This glorious ensemble of shape and colour in various stages of decay was magical to see - it was as if you had stumbled upon a secret feast in the middle of a magical garden.

Helston to Loe Bar

26th November 2013

Loe Bar consists of 2 parts; The Loe, the largest natural fresh water lake in Cornwall and the Bar, a half-mile shingle bank which separates the Loe from the sea.
Wrapped around Loe Pool is the Penrose Estate, which is owned by the National Trust. Loe Pool is circled by paths and woodland walks, this area attracts wildlife and is a popular spot for bird watching. 
Loe Bar was originally the mouth of the River Cober, which led to a harbour in Helston, but by the 13th century the bar had cut Helston off from the sea and formed the pool. The bar is made up mostly of flint, there is also a reasonable extent of sand between the Pool and the bar. 
Loe Bar has a well-earned reputation for being treacherous, the combination of powerful waves, a steep slippery shingle bank and vicious currents make it a very dangerous stretch of beach. (www.visitorcornwall.com).

Parking in Helston I walked along the River Cober in the autumn sunshine and through an ancient wet willow woodland.
 To prevent flooding the riverbanks of the Cobur have been canalized, this has had a detrimental effect on the ancient Willow Carr, which is drying out and dying. 
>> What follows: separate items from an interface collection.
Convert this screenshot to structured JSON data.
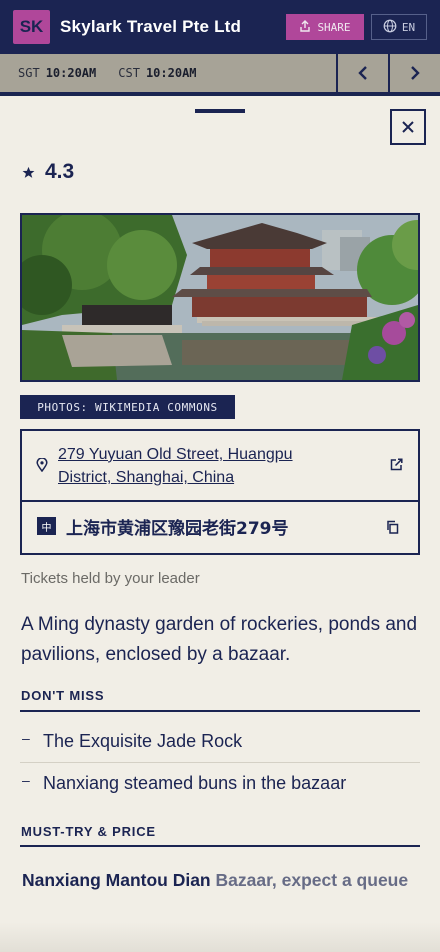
{
  "header": {
    "logo_text": "SK",
    "brand": "Skylark Travel Pte Ltd",
    "share_label": "SHARE",
    "lang_label": "EN",
    "colors": {
      "navy": "#1b2452",
      "magenta": "#b0479a",
      "cream": "#f1eee6"
    }
  },
  "clockbar": {
    "zone1": "SGT",
    "time1": "10:20AM",
    "zone2": "CST",
    "time2": "10:20AM",
    "prev_icon": "chevron-left-icon",
    "next_icon": "chevron-right-icon"
  },
  "detail": {
    "rating": "4.3",
    "photo_alt": "Garden pavilion beside a pond",
    "photo_credit": "PHOTOS: WIKIMEDIA COMMONS",
    "address_en": "279 Yuyuan Old Street, Huangpu District, Shanghai, China",
    "zh_badge": "中",
    "address_zh": "上海市黄浦区豫园老街279号",
    "tickets_note": "Tickets held by your leader",
    "description": "A Ming dynasty garden of rockeries, ponds and pavilions, enclosed by a bazaar.",
    "dont_miss_title": "DON'T MISS",
    "dont_miss": [
      {
        "text": "The Exquisite Jade Rock"
      },
      {
        "text": "Nanxiang steamed buns in the bazaar"
      }
    ],
    "must_try_title": "MUST-TRY & PRICE",
    "must_try_name": "Nanxiang Mantou Dian",
    "must_try_note": "Bazaar, expect a queue"
  }
}
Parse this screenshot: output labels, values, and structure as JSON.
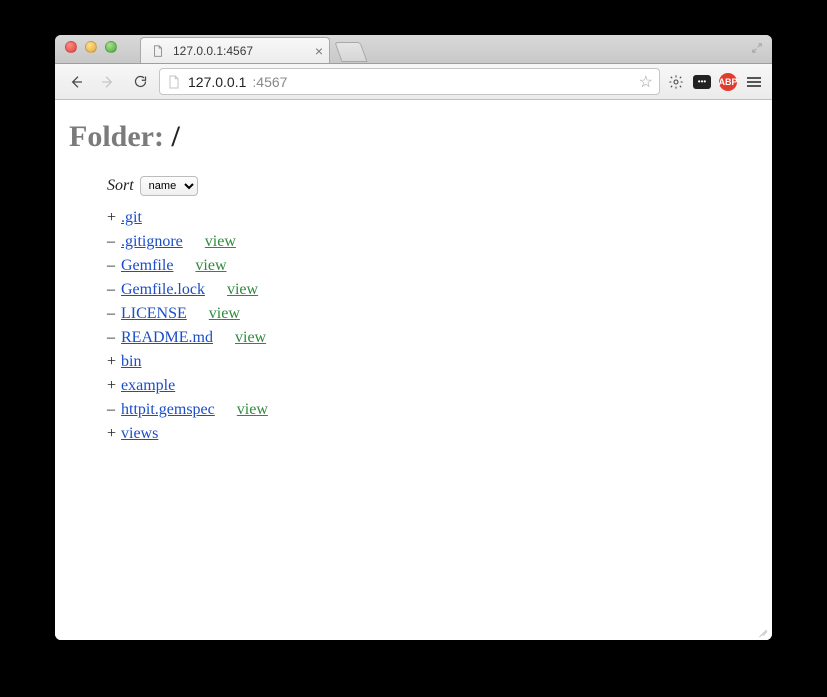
{
  "tab": {
    "title": "127.0.0.1:4567"
  },
  "address": {
    "host": "127.0.0.1",
    "port": ":4567"
  },
  "page": {
    "heading_prefix": "Folder: ",
    "heading_path": "/",
    "sort_label": "Sort",
    "sort_value": "name",
    "view_label": "view",
    "items": [
      {
        "sym": "+",
        "name": ".git",
        "type": "dir"
      },
      {
        "sym": "–",
        "name": ".gitignore",
        "type": "file"
      },
      {
        "sym": "–",
        "name": "Gemfile",
        "type": "file"
      },
      {
        "sym": "–",
        "name": "Gemfile.lock",
        "type": "file"
      },
      {
        "sym": "–",
        "name": "LICENSE",
        "type": "file"
      },
      {
        "sym": "–",
        "name": "README.md",
        "type": "file"
      },
      {
        "sym": "+",
        "name": "bin",
        "type": "dir"
      },
      {
        "sym": "+",
        "name": "example",
        "type": "dir"
      },
      {
        "sym": "–",
        "name": "httpit.gemspec",
        "type": "file"
      },
      {
        "sym": "+",
        "name": "views",
        "type": "dir"
      }
    ]
  },
  "abp_label": "ABP"
}
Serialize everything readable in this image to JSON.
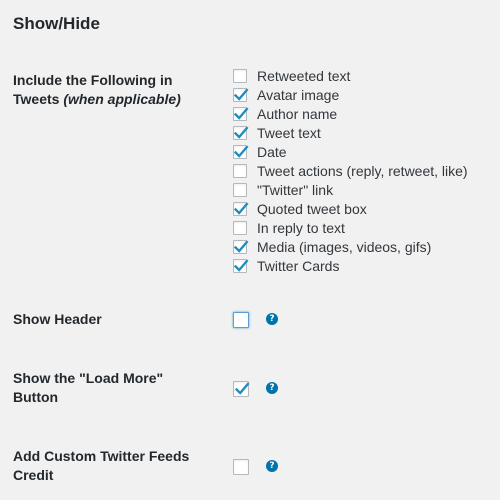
{
  "section_title": "Show/Hide",
  "include_label": "Include the Following in Tweets",
  "include_label_note": "(when applicable)",
  "include_options": [
    {
      "label": "Retweeted text",
      "checked": false
    },
    {
      "label": "Avatar image",
      "checked": true
    },
    {
      "label": "Author name",
      "checked": true
    },
    {
      "label": "Tweet text",
      "checked": true
    },
    {
      "label": "Date",
      "checked": true
    },
    {
      "label": "Tweet actions (reply, retweet, like)",
      "checked": false
    },
    {
      "label": "\"Twitter\" link",
      "checked": false
    },
    {
      "label": "Quoted tweet box",
      "checked": true
    },
    {
      "label": "In reply to text",
      "checked": false
    },
    {
      "label": "Media (images, videos, gifs)",
      "checked": true
    },
    {
      "label": "Twitter Cards",
      "checked": true
    }
  ],
  "show_header": {
    "label": "Show Header",
    "checked": false,
    "help_icon": "question-circle-icon"
  },
  "show_load_more": {
    "label": "Show the \"Load More\" Button",
    "checked": true,
    "help_icon": "question-circle-icon"
  },
  "add_credit": {
    "label": "Add Custom Twitter Feeds Credit",
    "checked": false,
    "help_icon": "question-circle-icon"
  },
  "colors": {
    "check": "#1e8cbe",
    "help": "#0073aa"
  }
}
A 2-mile walk through the Penrose estate leads you out onto the beach at Loe Bar. Although it was fairly sunny the light was a little flat, and these images have been used to illustrate the area only.  I am hoping to go back again to reshoot with better lighting and the use of filters.
However, the reflections in Loe Pool were really interesting.

Loe bar beach is a barrier beach; the shingle has been pushed up to cut off the River Cobur which used to run out into the sea in an estuary. The lake is controlled to prevent flooding which has had an effect on the eco system. On the bar you can find Sea Urchin and sea holly, neither is in flower at this time of year.